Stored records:
····················
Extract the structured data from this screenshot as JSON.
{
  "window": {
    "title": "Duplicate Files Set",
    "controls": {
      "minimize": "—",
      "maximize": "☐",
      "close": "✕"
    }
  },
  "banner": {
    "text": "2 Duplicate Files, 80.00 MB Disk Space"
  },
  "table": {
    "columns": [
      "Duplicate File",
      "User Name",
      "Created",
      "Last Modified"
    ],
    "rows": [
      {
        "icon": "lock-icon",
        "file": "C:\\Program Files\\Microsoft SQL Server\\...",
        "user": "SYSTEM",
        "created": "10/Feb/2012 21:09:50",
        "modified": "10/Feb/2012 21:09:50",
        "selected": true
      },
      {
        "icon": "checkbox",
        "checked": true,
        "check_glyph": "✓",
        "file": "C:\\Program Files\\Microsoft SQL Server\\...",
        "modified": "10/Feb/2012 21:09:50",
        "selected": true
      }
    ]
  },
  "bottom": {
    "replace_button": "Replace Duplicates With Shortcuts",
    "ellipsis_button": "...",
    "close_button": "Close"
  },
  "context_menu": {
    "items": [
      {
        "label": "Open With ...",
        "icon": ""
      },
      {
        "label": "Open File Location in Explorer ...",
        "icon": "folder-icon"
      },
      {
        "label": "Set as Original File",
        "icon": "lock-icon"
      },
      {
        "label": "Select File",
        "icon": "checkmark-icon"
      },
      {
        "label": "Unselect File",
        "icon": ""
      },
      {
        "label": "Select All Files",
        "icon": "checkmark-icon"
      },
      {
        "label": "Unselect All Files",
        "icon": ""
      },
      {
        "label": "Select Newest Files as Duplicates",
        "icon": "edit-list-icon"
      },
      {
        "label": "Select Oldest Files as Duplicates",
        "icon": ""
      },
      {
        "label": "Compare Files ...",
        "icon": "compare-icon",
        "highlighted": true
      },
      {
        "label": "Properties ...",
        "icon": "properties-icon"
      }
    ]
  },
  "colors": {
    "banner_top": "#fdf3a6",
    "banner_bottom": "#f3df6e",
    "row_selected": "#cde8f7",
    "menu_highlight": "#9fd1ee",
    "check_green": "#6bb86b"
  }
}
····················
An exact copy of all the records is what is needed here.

Solution to the exercise
Extract the structured data from this screenshot as JSON.
{
  "window": {
    "title": "Duplicate Files Set",
    "controls": {
      "minimize": "—",
      "maximize": "☐",
      "close": "✕"
    }
  },
  "banner": {
    "text": "2 Duplicate Files, 80.00 MB Disk Space"
  },
  "table": {
    "columns": [
      "Duplicate File",
      "User Name",
      "Created",
      "Last Modified"
    ],
    "rows": [
      {
        "icon": "lock-icon",
        "file": "C:\\Program Files\\Microsoft SQL Server\\...",
        "user": "SYSTEM",
        "created": "10/Feb/2012 21:09:50",
        "modified": "10/Feb/2012 21:09:50",
        "selected": true
      },
      {
        "icon": "checkbox",
        "checked": true,
        "check_glyph": "✓",
        "file": "C:\\Program Files\\Microsoft SQL Server\\...",
        "modified": "10/Feb/2012 21:09:50",
        "selected": true
      }
    ]
  },
  "bottom": {
    "replace_button": "Replace Duplicates With Shortcuts",
    "ellipsis_button": "...",
    "close_button": "Close"
  },
  "context_menu": {
    "items": [
      {
        "label": "Open With ...",
        "icon": ""
      },
      {
        "label": "Open File Location in Explorer ...",
        "icon": "folder-icon"
      },
      {
        "label": "Set as Original File",
        "icon": "lock-icon"
      },
      {
        "label": "Select File",
        "icon": "checkmark-icon"
      },
      {
        "label": "Unselect File",
        "icon": ""
      },
      {
        "label": "Select All Files",
        "icon": "checkmark-icon"
      },
      {
        "label": "Unselect All Files",
        "icon": ""
      },
      {
        "label": "Select Newest Files as Duplicates",
        "icon": "edit-list-icon"
      },
      {
        "label": "Select Oldest Files as Duplicates",
        "icon": ""
      },
      {
        "label": "Compare Files ...",
        "icon": "compare-icon",
        "highlighted": true
      },
      {
        "label": "Properties ...",
        "icon": "properties-icon"
      }
    ]
  },
  "colors": {
    "banner_top": "#fdf3a6",
    "banner_bottom": "#f3df6e",
    "row_selected": "#cde8f7",
    "menu_highlight": "#9fd1ee",
    "check_green": "#6bb86b"
  }
}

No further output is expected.